How to make alpaca farming pay

Your investment in alpacas as a business can provide many outlets for revenue: Alpaca sales, fiber product sales, breeding, boarding, farm tours, and manure sales.

Alpaca Sales -When you purchase a bred female, she will breed and reproduce almost every year, thus compounding your return on the initial investment.

Alpaca Fiber-Alpacas are sheared once a year, providing owners with their most valuable asset – the fiber. The value increases with additional processing of the fiber. Yarn sells for more than roving and roving for more than raw fleece. Finished garments or products such as blankets, pillows, and throws bring the highest market values and are widely considered to rival the world's most luxurious products. Alpaca products are in high demand. Every bit of fiber has a profitable use.

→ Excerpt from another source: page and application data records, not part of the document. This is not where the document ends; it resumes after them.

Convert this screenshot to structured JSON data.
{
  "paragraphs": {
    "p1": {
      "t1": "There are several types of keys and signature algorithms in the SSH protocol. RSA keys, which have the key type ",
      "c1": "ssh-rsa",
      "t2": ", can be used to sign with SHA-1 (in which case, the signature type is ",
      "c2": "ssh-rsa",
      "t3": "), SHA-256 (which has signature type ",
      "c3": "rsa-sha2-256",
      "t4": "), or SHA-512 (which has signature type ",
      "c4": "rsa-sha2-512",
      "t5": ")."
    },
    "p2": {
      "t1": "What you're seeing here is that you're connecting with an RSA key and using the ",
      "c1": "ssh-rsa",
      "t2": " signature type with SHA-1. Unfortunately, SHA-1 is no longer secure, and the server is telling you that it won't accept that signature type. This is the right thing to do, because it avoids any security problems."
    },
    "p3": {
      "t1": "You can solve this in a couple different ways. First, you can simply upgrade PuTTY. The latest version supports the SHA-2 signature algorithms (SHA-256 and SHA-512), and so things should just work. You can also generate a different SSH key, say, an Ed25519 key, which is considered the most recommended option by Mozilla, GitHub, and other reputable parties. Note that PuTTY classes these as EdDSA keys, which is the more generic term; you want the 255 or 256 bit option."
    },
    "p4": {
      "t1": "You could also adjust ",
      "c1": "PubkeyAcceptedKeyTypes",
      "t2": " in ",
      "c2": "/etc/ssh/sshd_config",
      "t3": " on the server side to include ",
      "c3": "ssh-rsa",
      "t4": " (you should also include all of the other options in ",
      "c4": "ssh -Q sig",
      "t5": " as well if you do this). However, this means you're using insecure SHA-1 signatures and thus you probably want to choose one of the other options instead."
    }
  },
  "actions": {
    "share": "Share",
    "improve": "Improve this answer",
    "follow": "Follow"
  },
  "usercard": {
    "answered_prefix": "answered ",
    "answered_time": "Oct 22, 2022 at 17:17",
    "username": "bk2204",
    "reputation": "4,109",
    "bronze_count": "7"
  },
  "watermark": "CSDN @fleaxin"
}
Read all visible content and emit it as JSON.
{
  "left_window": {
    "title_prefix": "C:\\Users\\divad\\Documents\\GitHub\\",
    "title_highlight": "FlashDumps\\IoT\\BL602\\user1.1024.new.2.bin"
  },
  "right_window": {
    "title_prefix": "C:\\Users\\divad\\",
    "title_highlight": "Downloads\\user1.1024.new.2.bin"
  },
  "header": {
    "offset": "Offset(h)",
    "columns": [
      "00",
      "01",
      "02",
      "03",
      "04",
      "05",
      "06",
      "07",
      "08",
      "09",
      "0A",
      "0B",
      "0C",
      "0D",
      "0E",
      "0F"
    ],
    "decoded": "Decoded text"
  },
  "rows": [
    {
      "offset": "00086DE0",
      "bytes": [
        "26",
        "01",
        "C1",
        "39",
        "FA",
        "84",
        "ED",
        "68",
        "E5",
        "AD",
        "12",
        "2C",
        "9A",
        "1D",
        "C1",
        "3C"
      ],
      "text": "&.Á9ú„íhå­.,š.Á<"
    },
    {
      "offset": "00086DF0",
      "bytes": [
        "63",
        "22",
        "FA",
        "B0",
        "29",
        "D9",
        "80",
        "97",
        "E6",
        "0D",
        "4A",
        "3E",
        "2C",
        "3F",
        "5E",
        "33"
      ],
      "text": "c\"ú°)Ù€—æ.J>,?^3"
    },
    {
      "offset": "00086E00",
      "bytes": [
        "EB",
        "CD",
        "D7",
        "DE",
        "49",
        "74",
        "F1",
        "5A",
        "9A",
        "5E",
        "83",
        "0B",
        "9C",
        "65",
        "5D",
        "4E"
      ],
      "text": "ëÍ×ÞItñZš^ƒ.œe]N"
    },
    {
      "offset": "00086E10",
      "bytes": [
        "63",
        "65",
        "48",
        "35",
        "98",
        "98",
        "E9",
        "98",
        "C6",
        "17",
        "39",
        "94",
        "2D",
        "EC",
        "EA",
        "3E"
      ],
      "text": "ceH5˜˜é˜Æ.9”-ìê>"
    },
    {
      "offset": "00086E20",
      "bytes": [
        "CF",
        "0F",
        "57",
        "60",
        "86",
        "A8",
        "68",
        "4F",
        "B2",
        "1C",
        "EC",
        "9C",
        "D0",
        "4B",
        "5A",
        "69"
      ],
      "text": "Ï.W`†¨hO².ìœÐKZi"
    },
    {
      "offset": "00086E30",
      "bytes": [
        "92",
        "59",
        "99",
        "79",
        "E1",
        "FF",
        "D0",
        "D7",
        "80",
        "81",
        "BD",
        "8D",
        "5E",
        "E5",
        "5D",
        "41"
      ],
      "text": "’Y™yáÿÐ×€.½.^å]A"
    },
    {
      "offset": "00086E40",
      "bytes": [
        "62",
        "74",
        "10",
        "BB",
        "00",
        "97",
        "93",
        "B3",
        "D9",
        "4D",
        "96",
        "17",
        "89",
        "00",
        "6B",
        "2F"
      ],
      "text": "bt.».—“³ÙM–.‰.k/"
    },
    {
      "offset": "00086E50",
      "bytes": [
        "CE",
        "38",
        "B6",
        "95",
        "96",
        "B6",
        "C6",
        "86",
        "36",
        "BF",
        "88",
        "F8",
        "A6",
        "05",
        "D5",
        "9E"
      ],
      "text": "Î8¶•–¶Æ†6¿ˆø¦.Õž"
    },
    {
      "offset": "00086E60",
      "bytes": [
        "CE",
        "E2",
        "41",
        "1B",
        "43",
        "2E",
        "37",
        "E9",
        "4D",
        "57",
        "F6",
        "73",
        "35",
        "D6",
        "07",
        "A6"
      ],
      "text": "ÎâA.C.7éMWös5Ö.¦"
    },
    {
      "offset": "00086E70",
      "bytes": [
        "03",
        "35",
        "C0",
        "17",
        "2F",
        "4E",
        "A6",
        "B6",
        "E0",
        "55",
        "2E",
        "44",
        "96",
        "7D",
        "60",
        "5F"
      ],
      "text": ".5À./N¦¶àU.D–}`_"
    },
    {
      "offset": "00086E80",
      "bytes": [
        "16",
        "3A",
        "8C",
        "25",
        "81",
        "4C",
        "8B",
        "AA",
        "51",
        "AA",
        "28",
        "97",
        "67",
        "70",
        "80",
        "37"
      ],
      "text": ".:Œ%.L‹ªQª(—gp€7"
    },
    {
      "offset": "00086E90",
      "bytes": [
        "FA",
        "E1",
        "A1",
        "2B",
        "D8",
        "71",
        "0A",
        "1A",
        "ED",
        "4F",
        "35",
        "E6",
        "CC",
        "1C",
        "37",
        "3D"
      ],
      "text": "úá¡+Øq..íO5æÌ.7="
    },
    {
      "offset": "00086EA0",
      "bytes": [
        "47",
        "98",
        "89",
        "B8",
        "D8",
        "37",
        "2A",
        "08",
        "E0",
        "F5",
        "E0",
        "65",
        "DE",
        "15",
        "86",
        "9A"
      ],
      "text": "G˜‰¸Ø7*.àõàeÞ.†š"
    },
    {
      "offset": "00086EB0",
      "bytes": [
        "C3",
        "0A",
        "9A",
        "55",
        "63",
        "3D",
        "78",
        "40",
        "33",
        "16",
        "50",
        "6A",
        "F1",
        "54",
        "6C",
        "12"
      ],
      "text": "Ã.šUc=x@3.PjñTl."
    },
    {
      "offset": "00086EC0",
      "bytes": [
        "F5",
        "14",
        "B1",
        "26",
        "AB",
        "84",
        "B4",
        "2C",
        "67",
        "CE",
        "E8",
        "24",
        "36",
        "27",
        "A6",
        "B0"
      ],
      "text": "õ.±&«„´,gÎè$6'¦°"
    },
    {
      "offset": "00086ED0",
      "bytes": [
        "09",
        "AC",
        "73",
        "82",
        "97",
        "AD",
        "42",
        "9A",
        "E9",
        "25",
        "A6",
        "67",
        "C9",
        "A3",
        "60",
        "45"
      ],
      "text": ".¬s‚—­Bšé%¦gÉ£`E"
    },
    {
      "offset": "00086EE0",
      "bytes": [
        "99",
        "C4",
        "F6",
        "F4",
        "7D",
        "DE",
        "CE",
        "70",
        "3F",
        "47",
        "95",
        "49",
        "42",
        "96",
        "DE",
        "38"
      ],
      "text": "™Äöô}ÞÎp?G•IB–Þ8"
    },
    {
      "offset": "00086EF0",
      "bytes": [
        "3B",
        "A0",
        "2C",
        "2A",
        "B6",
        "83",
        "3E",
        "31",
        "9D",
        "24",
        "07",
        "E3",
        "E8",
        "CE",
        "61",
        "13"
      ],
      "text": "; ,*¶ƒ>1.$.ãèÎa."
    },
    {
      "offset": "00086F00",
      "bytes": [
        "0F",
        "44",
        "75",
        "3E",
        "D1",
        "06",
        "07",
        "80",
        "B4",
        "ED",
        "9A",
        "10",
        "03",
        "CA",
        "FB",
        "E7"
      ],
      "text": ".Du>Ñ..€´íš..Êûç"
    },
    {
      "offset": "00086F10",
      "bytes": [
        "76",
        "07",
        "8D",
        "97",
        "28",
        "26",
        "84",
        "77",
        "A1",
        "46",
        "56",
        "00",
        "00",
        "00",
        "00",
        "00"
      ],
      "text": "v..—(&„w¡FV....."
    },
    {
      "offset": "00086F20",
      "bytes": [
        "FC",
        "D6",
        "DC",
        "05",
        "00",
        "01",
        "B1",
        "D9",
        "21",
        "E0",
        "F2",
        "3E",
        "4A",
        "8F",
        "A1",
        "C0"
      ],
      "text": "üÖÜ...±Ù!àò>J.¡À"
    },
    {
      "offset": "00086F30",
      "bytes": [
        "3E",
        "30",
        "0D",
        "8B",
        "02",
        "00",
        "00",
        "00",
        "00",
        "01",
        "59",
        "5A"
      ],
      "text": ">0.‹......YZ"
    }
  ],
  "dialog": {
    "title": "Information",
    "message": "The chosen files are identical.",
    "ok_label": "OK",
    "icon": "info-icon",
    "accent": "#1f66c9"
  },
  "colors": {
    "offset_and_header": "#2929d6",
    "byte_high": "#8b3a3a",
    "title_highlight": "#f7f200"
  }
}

Alpaca breeding provides income. A herd sire breed can bring $500 - $2500, depending on the qualities of the male.

Agisting [boarding] alpacas owned by others brings a steady income, with the alpaca's owner being responsible for any veterinary bills or breeding fees.

Farm Tours can be a source of income as alpaca farms attract many visitors

Alpaca manure can be sold to gardeners to use as an organic soil amendment and fertilizer.  See Golden Pine Alpacas Paca Poo Gold information sheet.

Tax Advantages


Alpaca farms enjoy many tax benefits - from depreciation of breeding stock, barns, and fences to deductions for farm-related expenses. A farm must establish that it is actively in the business for profit and not raising alpacas as a hobby. If alpacas are actively raised for profit, expenses from the venture can be written off against your income. This includes feed, fertilizer, and vet bills. These expenses can shelter current cash flow from tax. Alpacas are fully insurable against theft and mortality.

The Farmer’s Tax Guide, publication #25, explains how the federal tax laws apply to farming. This useful guide is available through your local IRS office or online.
 


For more information call us! 

509-773-6184

Updated July 21, 2016